Look through the entries below for the string "data", and copy each line where it is found.

==== GIVEN RECORDS

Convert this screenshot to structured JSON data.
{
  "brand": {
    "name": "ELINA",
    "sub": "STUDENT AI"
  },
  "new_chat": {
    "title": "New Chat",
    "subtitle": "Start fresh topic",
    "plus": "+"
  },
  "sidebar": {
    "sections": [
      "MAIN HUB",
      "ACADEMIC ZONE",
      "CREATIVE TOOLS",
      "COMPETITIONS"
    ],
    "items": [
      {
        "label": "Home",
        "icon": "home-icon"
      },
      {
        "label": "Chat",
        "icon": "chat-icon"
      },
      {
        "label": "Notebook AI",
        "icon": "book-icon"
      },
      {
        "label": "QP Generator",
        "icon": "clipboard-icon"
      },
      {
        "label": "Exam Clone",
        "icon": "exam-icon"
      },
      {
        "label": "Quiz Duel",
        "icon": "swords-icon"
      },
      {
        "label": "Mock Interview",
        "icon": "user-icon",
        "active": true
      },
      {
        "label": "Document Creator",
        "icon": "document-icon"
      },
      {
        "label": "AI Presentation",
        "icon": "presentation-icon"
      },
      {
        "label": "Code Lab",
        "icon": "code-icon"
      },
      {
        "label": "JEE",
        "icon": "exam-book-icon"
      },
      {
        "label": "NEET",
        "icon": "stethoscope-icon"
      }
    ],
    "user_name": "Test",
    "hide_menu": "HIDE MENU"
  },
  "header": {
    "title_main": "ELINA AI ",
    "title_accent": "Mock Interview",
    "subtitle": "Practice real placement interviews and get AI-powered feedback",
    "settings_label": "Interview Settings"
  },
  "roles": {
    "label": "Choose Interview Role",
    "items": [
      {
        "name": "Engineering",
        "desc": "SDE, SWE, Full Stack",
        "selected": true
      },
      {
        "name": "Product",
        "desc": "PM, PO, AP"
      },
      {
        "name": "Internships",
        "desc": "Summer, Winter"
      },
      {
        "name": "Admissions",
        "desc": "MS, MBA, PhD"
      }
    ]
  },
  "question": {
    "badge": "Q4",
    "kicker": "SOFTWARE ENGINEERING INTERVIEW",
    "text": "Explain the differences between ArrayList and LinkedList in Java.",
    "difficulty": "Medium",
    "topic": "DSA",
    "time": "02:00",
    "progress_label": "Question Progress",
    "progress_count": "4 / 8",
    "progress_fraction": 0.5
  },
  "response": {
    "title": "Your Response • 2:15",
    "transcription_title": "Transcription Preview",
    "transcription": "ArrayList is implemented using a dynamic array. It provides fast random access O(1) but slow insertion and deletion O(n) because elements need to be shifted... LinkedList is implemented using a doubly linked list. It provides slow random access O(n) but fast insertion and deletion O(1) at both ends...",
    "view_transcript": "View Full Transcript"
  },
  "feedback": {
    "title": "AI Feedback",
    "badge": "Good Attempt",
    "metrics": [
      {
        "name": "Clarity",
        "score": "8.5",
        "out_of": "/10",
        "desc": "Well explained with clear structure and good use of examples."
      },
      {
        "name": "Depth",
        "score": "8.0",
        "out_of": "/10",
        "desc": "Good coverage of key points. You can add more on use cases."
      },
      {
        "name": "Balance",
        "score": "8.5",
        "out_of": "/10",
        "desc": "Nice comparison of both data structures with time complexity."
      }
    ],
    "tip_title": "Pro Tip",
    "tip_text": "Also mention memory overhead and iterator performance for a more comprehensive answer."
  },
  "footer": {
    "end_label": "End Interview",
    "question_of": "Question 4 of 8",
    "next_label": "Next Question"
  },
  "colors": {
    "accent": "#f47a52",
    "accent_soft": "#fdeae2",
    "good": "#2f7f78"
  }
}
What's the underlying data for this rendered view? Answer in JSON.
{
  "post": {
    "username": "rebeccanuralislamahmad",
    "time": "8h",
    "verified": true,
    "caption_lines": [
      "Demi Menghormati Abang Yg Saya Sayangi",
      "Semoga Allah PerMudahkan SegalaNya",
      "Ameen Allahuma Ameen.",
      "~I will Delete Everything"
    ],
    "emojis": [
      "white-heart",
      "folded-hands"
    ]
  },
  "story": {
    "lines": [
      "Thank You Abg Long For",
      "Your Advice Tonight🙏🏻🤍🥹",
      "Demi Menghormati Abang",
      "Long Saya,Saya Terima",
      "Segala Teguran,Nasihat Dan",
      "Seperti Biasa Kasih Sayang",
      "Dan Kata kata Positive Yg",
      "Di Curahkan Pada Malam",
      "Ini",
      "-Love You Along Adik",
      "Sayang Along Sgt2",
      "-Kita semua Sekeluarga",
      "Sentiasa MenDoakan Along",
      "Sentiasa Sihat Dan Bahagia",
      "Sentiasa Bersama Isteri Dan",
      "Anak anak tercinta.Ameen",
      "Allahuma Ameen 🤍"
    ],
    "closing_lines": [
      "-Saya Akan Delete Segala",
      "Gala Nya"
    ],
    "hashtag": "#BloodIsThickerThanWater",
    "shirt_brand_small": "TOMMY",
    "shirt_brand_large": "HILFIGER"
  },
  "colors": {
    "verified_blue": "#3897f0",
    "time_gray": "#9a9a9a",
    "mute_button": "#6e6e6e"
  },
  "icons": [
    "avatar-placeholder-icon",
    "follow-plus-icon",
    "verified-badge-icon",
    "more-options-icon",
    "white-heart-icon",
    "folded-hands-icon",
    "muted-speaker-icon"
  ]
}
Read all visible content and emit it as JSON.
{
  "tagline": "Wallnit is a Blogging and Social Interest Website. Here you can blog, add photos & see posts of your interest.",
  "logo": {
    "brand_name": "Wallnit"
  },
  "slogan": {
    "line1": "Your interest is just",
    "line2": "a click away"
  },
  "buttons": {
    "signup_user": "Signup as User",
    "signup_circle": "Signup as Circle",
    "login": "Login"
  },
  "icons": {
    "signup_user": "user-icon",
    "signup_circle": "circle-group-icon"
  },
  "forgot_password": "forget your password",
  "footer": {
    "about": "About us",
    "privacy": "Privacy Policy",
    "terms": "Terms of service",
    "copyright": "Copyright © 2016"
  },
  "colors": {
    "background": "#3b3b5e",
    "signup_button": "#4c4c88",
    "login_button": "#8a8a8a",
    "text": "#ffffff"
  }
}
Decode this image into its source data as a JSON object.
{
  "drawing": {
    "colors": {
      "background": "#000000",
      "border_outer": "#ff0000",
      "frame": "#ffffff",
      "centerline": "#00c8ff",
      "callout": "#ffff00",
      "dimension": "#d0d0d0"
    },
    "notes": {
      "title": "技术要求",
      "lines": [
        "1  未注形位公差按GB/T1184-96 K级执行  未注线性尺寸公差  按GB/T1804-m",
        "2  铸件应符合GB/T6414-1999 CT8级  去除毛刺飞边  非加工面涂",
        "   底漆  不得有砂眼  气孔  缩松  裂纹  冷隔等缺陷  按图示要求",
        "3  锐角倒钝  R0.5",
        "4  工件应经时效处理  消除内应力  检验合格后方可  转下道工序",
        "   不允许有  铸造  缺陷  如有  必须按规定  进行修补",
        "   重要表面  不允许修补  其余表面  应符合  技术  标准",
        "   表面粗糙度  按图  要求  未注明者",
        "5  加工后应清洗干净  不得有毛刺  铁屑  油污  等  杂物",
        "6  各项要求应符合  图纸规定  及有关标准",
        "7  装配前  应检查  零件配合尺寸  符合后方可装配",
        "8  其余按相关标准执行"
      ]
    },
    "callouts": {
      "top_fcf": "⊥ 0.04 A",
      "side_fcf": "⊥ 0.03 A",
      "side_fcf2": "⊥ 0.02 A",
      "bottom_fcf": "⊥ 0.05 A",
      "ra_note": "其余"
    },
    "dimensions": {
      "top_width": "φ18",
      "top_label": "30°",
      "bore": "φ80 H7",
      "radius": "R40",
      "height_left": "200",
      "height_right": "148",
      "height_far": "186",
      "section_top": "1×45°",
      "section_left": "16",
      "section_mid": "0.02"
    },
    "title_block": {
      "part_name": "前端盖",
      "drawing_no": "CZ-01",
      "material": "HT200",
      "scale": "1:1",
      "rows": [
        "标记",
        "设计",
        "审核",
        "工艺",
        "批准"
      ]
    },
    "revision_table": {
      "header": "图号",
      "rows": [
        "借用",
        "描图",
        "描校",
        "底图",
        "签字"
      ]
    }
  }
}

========

COMPLETED TASK →
Convert this screenshot to structured JSON data.
        "desc": "Nice comparison of both data structures with time complexity."
What's the underlying data for this rendered view? Answer in JSON.
Decode this image into its source data as a JSON object.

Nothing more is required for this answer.